*PROBLEM DESCRIPTION*: Every line in the data below that holds "about" should be found and copied.

** EXCERPTED DATA follows **

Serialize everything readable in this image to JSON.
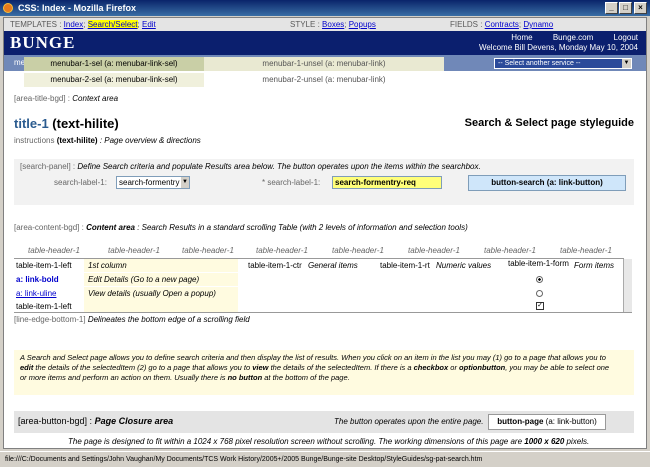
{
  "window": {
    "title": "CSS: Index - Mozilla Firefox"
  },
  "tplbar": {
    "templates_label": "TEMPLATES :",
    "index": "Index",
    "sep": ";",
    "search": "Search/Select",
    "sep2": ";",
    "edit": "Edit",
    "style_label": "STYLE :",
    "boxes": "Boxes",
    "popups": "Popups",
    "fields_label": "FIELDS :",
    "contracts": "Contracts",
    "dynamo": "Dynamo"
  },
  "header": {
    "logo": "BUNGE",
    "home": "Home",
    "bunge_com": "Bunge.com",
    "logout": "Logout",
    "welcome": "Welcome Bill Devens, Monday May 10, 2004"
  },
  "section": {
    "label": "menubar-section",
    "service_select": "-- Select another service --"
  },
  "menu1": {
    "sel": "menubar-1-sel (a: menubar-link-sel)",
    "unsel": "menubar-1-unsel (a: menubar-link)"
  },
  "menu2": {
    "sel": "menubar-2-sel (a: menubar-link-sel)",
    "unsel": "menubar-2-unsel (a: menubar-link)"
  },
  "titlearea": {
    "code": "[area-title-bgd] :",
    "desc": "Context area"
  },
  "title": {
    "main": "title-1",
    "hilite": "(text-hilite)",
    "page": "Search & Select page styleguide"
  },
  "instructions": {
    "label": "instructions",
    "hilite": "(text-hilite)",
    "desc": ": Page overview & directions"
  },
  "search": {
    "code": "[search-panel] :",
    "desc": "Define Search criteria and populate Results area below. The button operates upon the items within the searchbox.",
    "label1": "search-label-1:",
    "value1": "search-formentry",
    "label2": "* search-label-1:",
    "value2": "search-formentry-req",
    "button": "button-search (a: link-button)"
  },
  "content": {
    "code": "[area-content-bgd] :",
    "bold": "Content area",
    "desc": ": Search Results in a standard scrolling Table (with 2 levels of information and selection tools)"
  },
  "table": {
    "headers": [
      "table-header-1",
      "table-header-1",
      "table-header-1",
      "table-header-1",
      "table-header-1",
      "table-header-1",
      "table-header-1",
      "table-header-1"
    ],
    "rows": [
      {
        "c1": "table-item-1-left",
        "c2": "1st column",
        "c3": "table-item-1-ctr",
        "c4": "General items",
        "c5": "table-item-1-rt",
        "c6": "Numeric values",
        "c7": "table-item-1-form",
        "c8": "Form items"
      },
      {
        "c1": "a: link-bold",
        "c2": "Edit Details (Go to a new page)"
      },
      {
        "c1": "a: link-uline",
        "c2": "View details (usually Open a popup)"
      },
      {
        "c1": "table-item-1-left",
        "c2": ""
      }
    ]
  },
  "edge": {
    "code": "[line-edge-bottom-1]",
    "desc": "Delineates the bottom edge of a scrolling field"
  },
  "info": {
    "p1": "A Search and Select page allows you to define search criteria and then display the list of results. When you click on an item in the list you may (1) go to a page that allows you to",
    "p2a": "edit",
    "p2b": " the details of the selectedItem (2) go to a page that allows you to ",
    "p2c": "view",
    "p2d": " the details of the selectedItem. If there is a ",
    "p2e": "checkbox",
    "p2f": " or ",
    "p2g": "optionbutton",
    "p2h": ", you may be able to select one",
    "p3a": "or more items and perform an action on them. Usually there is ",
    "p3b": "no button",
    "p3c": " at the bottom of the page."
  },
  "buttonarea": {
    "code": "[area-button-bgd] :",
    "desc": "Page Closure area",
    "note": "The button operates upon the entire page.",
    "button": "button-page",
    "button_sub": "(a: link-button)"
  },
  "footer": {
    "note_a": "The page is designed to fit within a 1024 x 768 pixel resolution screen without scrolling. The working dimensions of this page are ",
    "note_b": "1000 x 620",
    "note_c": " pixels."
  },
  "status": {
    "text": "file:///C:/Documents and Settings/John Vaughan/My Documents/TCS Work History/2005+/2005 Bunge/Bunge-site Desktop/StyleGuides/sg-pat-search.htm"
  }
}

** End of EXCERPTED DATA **
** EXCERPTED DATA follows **

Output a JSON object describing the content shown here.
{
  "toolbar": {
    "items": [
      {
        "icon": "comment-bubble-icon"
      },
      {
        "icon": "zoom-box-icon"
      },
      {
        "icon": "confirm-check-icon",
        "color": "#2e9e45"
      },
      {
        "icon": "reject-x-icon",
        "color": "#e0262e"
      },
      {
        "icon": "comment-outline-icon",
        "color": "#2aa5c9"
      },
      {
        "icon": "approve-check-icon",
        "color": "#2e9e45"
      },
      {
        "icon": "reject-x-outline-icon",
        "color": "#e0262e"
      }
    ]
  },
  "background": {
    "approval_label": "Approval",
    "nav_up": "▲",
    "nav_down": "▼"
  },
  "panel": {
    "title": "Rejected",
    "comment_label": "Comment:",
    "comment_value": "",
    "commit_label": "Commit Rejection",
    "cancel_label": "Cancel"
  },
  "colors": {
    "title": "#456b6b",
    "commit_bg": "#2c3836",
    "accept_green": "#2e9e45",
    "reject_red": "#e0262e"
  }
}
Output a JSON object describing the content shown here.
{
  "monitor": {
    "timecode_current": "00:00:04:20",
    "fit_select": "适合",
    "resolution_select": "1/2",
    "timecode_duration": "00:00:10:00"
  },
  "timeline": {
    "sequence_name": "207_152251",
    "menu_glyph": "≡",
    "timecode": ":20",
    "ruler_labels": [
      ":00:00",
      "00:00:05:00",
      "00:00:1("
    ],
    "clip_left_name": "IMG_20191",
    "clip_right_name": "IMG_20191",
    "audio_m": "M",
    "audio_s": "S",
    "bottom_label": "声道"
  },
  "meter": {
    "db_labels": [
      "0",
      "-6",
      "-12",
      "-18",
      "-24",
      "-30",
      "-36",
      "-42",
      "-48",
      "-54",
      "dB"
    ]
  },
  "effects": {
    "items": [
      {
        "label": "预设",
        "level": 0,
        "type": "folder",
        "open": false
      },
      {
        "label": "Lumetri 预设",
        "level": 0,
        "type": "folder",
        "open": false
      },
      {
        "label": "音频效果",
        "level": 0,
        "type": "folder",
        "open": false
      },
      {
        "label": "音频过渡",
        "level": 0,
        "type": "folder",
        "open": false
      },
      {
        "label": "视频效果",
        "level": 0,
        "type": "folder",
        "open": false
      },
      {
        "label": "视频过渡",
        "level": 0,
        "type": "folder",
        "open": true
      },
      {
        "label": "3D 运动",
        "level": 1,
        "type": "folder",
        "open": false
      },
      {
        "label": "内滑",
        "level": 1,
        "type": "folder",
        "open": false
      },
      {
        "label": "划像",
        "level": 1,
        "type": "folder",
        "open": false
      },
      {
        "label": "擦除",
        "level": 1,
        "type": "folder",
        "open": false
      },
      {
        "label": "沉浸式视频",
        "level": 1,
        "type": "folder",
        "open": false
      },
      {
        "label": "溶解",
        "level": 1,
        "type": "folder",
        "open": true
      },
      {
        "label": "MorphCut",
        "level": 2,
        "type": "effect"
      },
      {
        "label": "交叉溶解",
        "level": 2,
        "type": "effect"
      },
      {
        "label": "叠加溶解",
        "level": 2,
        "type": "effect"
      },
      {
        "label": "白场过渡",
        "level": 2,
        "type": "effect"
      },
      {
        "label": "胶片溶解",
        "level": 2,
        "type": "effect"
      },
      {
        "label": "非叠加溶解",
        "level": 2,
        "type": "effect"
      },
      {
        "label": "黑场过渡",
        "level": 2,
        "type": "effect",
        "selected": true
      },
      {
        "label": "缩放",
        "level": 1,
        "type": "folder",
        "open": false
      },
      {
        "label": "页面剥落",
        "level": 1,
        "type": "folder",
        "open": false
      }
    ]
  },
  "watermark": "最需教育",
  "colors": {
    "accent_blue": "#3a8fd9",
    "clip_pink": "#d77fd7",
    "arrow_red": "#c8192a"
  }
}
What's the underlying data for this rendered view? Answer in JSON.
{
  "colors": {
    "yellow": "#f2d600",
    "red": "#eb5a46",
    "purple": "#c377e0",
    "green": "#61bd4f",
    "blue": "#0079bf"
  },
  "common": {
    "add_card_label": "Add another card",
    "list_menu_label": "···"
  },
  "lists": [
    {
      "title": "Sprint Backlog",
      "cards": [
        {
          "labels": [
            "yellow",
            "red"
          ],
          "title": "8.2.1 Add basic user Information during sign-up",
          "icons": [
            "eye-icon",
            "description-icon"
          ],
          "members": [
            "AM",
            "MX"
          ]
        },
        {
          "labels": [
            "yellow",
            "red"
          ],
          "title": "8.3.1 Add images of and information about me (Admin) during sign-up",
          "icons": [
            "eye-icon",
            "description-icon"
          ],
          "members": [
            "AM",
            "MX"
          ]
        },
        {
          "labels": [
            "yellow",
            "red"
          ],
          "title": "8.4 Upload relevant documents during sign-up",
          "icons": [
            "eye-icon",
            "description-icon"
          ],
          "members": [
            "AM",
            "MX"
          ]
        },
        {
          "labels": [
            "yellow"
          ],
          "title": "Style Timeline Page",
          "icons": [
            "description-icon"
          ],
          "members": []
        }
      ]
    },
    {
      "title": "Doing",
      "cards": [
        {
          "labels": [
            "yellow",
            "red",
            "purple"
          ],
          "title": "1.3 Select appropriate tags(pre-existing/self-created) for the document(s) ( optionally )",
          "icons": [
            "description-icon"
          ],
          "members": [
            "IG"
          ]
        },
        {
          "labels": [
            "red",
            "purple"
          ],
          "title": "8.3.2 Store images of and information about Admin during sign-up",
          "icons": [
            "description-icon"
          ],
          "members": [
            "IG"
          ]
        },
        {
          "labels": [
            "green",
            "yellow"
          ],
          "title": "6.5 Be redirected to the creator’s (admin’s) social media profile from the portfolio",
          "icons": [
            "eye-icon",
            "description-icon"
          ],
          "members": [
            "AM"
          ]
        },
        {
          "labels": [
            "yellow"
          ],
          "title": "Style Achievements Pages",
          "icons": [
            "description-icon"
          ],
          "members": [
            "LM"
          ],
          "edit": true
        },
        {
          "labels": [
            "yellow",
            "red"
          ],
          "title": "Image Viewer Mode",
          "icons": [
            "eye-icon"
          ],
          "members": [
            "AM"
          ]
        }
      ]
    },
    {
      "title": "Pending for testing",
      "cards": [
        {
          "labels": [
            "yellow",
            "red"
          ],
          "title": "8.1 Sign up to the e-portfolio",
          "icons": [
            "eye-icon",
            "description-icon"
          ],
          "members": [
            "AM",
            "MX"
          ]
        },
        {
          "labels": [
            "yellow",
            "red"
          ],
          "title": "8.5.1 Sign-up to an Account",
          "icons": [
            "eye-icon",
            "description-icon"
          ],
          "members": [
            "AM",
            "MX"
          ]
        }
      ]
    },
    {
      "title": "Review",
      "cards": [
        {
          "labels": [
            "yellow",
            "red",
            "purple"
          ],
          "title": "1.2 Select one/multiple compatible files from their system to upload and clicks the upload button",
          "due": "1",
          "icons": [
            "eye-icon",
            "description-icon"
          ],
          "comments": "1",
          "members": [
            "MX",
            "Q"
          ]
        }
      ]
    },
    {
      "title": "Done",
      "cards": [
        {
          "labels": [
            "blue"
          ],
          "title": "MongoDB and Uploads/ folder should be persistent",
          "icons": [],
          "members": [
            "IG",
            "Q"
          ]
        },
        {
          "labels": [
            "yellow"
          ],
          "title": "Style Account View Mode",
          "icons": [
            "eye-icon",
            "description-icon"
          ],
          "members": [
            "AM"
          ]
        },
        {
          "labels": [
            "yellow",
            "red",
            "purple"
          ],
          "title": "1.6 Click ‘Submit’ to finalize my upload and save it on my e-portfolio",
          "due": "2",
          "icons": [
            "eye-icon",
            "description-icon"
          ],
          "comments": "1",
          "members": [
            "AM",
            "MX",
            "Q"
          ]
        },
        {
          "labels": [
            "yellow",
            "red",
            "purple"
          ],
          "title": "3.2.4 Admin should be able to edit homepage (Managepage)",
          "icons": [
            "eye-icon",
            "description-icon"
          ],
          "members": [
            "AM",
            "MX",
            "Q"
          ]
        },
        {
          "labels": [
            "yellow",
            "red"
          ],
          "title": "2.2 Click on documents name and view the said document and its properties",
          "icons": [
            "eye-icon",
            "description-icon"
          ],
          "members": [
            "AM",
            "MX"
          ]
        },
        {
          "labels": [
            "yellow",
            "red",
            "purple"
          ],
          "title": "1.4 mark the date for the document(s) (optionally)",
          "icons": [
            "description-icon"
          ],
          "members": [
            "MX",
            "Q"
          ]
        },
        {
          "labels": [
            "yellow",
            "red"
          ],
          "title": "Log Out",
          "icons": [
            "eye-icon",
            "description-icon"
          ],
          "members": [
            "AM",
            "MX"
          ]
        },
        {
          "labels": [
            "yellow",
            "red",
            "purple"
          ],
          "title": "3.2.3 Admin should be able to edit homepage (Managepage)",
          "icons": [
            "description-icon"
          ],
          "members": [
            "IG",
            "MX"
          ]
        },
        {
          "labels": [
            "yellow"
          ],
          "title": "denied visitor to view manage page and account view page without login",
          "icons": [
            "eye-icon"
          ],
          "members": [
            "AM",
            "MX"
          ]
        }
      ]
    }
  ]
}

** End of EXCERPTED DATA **

*FINISHED TASK*:
          "title": "8.3.1 Add images of and information about me (Admin) during sign-up",
          "title": "8.3.2 Store images of and information about Admin during sign-up",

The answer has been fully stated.